A (mostly) Musical Maundy Thursday Round-up
A few songs and some links to usher in the Easter Triduum….
Kyle Cupp brings us this Missy Higgins song for Holy Week:
Davey Henreckson has some tracks and thoughts on Elvis Perkins, son of the late Anthony Perkins:
The timing turned out to be perfect—this album is the perfect complement to the narrative of Holy Week. Perkins’ first release, 2007’s Ash Wednesday, was moving, dark, and heartfelt. His personal history is marked with tragedy: his father, the actor Anthony Perkins, died of AIDS, and his mother died in one of the hijacked planes on September 11th. In an interview on NPR, Perkins admitted that his songs are almost all the musical grandchildren of his parents. Many songwriters put on affectations of suffering. The self-pitying artist is a familiar cliche. Perkins’ own personal history gives perhaps more justification for this than the typical post-bourgeois indie artist can claim. He had the ethos to pull off tragedy, and he did so to much acclaim in Ash Wednesday. And this is exactly why the progression from Ash Wednesday to this new album is (wonderfully) surprising.

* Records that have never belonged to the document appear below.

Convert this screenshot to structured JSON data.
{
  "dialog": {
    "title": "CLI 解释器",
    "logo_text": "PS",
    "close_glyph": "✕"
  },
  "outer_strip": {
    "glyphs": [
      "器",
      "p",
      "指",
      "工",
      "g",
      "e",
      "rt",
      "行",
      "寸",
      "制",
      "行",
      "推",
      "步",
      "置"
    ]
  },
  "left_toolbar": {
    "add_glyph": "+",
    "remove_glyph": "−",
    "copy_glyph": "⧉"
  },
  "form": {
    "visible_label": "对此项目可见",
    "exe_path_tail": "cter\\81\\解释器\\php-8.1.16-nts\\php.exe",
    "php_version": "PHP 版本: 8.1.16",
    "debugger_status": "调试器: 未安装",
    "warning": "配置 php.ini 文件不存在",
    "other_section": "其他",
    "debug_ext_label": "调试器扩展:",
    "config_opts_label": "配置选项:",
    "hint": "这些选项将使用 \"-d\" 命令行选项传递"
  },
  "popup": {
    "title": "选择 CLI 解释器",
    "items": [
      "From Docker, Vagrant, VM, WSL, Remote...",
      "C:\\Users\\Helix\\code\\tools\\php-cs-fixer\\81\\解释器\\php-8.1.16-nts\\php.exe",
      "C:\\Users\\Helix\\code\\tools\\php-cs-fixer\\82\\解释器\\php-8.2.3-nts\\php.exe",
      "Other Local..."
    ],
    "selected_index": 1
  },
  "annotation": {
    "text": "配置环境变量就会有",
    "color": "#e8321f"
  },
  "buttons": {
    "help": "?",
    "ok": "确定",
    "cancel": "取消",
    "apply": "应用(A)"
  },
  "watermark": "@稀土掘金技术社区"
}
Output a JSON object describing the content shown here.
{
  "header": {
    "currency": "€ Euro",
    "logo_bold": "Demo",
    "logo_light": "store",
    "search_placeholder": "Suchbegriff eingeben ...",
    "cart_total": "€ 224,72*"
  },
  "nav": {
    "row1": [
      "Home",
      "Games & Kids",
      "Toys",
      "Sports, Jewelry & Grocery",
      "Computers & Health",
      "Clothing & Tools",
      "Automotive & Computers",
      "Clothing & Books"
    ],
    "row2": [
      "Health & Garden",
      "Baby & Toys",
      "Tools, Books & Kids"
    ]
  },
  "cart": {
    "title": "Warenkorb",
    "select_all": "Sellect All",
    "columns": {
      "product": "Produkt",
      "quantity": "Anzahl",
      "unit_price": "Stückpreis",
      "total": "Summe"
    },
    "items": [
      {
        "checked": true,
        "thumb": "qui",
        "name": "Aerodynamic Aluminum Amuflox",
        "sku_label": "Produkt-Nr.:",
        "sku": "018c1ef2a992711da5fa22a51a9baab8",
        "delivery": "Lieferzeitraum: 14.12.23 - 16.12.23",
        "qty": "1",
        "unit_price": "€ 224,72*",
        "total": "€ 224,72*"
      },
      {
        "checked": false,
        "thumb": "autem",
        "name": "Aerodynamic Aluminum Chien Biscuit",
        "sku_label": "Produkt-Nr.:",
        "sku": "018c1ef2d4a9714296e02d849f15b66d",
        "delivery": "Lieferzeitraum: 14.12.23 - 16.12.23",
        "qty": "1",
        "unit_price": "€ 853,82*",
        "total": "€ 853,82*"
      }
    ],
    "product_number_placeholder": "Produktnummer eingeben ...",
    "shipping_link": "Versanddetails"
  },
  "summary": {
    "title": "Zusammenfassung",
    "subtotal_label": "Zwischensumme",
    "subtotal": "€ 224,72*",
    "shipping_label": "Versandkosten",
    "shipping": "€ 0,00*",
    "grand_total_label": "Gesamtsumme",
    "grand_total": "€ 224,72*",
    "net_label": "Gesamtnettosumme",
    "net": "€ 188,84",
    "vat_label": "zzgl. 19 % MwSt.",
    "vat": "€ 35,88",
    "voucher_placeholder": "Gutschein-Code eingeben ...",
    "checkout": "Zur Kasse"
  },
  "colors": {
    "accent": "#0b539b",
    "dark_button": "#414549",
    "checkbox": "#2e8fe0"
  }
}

Birth, life, and death is the natural life cycle. The resurrection marks not merely birth (natality) or the denial of death (mortality) but rather the fullness of life (maturity). As Adam was born as a mature man, so Christ was resurrected as a mature man. The pediatric and geriatric stages of life are merely part of the life cycle. The promise of the Phoenix is not the “new child” but the “new man.” The reborn Phoenix does not learn again how to fly, but leaps instantly into heaven blessed with a body glowing golden, transfigured by the very flames of death which destroyed it. While death destroys the “old man” once and for all, it creates the “new man” once and for all. The fires of death are the very radiance of the Phoenix’s new life. The Phoenix marks our re-incarnation in the new heaven and the new earth, the atonement to Innocent Being.
Joshua Land revisits The Passion:
One of the ironies of the reception of Passion among American audiences is that it was primarily Protestant evangelicals who came to the defense of this very Catholic film. The particularly Catholic nature of Passion is most obvious in the prominence of Mary, the mother of Jesus, in the film (another element possibly drawn from Emmerich), compared to her limited role in the Gospel accounts, but Catholic theology is also crucial to the film’s deep structure. Writing about the influence of classical art on the film, David Goa aptly describes Passion as “a series of tableaux vivants…of the Stations of the Cross,” a Catholic devotion dating back to the 12th century that prompts believers to meditate on the human suffering experienced by Jesus in the hours before his death, in keeping with the Christian belief that it was the suffering and eventual death and resurrection of Jesus that opened the possibility of redemption for humanity.
Pope Benedict XVI’s Homily for the Chrism Mass:
Praying is a journey in personal communion with Christ, setting before him our daily life, our successes and failures, our struggles and our joys – in a word, it is to stand in front of him. But if this is not to become a form of self-contemplation, it is important that we constantly learn to pray by praying with the Church. Celebrating the Eucharist means praying. We celebrate the Eucharist rightly if with our thoughts and our being we enter into the words which the Church sets before us. There we find the prayer of all generations, which accompany us along the way towards the Lord.
Ross has some links, too.